Element data from apps and pages:

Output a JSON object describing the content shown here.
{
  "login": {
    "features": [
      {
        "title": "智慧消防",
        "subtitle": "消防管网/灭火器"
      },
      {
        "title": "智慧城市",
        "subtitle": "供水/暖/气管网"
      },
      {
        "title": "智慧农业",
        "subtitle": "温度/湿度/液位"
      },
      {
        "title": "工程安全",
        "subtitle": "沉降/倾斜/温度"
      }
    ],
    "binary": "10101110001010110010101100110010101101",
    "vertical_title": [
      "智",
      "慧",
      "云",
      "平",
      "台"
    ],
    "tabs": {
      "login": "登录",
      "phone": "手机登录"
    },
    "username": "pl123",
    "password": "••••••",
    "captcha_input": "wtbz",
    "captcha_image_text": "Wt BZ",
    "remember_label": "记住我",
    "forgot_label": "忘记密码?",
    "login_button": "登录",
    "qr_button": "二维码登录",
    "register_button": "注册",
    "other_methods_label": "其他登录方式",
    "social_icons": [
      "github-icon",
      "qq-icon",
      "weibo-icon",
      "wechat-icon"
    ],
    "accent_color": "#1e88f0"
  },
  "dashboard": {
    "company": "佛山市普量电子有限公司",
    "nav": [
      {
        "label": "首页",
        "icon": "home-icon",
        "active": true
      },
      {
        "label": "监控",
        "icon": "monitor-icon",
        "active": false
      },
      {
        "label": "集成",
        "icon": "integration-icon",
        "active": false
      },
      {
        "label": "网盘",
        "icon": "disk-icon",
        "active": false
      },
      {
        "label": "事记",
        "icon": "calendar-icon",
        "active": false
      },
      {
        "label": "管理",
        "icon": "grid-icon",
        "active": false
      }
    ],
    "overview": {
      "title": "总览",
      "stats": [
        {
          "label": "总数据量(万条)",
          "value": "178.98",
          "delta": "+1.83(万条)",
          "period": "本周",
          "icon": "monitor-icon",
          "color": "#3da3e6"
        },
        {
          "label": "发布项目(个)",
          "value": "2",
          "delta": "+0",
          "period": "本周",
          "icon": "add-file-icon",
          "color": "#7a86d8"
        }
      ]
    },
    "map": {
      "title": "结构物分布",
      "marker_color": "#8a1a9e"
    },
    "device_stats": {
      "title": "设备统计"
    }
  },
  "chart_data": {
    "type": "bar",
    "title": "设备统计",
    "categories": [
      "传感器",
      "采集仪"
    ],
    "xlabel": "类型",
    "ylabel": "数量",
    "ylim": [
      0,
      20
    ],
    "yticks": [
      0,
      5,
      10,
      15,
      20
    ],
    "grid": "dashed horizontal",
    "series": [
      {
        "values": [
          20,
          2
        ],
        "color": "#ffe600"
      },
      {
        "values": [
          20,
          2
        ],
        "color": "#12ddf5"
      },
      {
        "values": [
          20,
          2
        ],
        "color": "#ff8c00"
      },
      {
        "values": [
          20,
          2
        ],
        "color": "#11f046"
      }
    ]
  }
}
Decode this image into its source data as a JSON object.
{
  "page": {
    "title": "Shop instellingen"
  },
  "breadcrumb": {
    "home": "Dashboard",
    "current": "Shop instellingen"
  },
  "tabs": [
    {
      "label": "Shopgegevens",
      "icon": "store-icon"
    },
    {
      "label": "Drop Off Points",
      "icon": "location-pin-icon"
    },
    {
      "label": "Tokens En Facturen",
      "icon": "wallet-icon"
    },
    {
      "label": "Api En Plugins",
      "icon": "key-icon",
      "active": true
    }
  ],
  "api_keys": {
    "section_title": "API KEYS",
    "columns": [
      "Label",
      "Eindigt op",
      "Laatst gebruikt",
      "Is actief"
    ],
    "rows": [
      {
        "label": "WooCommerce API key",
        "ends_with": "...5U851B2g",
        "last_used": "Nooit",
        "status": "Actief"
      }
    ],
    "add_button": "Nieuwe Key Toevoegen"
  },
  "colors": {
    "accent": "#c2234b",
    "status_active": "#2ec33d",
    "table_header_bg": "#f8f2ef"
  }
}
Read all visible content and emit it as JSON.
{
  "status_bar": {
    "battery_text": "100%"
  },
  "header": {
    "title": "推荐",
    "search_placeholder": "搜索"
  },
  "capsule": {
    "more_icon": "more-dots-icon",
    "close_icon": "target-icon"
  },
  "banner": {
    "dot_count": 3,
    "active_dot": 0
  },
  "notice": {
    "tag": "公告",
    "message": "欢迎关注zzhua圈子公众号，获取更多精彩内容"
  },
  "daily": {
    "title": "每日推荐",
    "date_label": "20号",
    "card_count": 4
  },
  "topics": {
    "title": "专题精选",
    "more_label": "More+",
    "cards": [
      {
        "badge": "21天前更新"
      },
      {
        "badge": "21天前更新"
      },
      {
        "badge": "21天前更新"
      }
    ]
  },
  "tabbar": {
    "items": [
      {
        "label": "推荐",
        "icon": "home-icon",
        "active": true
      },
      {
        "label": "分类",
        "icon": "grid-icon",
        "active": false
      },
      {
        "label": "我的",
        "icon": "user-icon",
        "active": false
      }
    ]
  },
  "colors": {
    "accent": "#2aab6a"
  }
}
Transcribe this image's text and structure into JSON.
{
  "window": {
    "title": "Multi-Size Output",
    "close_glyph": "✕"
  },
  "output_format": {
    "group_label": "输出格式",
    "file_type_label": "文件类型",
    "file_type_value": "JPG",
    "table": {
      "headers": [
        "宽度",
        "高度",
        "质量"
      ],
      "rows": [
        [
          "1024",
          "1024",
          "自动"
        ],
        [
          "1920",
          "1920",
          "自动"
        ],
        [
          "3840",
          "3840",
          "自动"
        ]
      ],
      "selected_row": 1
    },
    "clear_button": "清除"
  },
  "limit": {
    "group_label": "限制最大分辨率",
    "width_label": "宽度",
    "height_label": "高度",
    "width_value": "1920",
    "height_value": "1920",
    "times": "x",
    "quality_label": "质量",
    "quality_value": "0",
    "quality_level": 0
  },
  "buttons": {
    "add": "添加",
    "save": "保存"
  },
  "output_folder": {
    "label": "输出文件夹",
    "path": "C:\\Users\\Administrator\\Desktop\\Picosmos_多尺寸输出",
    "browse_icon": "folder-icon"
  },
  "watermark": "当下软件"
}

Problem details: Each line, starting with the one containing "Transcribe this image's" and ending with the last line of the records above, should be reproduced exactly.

Final answer:
Transcribe this image's text and structure into JSON.
{
  "window": {
    "title": "Multi-Size Output",
    "close_glyph": "✕"
  },
  "output_format": {
    "group_label": "输出格式",
    "file_type_label": "文件类型",
    "file_type_value": "JPG",
    "table": {
      "headers": [
        "宽度",
        "高度",
        "质量"
      ],
      "rows": [
        [
          "1024",
          "1024",
          "自动"
        ],
        [
          "1920",
          "1920",
          "自动"
        ],
        [
          "3840",
          "3840",
          "自动"
        ]
      ],
      "selected_row": 1
    },
    "clear_button": "清除"
  },
  "limit": {
    "group_label": "限制最大分辨率",
    "width_label": "宽度",
    "height_label": "高度",
    "width_value": "1920",
    "height_value": "1920",
    "times": "x",
    "quality_label": "质量",
    "quality_value": "0",
    "quality_level": 0
  },
  "buttons": {
    "add": "添加",
    "save": "保存"
  },
  "output_folder": {
    "label": "输出文件夹",
    "path": "C:\\Users\\Administrator\\Desktop\\Picosmos_多尺寸输出",
    "browse_icon": "folder-icon"
  },
  "watermark": "当下软件"
}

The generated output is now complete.